++++ Dataset excerpts
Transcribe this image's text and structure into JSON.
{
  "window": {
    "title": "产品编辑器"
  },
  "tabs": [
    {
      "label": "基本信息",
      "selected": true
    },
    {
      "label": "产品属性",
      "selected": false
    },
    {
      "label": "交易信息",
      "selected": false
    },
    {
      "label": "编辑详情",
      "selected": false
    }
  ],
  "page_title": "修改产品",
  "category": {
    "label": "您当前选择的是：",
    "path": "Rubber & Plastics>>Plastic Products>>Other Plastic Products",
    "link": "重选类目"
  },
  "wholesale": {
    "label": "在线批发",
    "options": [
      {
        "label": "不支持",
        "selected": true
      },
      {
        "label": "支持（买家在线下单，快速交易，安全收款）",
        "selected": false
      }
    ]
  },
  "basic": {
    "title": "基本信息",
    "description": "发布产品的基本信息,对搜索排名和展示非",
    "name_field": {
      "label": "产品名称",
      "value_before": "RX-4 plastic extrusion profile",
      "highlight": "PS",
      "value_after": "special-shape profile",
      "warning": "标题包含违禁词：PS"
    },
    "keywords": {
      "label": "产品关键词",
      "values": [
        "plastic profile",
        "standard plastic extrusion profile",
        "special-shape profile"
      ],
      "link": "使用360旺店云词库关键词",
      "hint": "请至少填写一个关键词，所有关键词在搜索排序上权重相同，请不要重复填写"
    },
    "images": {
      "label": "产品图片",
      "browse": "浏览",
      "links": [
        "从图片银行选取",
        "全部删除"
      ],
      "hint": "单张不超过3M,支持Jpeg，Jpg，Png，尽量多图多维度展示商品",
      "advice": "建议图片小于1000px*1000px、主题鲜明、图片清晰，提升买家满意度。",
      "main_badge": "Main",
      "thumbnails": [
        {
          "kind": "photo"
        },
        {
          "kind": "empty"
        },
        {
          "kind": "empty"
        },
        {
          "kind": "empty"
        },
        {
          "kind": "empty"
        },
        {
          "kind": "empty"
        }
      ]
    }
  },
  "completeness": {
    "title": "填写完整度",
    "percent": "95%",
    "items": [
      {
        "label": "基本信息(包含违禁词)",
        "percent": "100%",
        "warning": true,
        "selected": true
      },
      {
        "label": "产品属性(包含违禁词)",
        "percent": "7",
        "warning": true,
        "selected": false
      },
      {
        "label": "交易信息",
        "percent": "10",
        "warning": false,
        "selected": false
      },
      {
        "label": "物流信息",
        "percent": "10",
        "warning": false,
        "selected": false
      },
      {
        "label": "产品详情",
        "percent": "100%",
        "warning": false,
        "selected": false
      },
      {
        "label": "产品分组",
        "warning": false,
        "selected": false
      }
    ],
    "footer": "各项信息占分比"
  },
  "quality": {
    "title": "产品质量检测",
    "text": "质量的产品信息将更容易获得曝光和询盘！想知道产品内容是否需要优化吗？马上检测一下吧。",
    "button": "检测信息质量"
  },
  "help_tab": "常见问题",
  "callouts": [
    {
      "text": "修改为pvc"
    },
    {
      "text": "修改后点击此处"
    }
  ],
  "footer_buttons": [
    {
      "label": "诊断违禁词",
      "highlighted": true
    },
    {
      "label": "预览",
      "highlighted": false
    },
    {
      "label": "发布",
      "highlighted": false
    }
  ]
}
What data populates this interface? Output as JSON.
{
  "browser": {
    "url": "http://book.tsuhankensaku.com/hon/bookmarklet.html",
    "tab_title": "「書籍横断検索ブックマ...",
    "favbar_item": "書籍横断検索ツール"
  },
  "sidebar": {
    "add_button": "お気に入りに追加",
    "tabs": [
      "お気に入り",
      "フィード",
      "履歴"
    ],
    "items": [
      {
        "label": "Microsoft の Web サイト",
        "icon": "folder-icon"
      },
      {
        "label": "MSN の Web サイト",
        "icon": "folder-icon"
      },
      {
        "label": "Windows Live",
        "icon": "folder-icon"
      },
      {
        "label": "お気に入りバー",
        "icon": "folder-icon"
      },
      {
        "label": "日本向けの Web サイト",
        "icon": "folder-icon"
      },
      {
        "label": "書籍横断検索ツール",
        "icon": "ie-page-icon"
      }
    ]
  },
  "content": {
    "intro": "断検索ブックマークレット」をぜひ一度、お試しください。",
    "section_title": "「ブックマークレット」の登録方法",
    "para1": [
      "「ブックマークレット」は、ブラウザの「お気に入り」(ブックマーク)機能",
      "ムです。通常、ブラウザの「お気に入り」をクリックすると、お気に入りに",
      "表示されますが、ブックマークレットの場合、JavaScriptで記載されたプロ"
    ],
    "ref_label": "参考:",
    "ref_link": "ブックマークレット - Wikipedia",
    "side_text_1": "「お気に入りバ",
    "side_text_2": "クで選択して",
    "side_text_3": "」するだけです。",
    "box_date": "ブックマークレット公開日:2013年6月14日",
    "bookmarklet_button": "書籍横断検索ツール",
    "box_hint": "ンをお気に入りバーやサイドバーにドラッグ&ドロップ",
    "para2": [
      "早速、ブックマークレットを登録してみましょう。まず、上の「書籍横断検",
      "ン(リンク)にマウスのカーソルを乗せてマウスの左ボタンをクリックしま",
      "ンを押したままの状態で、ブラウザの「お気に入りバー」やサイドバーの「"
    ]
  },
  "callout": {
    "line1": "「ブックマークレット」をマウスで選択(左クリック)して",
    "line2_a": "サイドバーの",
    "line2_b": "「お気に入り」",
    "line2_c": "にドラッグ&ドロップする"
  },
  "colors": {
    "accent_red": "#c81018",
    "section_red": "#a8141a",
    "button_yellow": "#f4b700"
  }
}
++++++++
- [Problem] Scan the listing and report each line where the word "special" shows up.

- [Answer area]
      "value_after": "special-shape profile",
        "special-shape profile"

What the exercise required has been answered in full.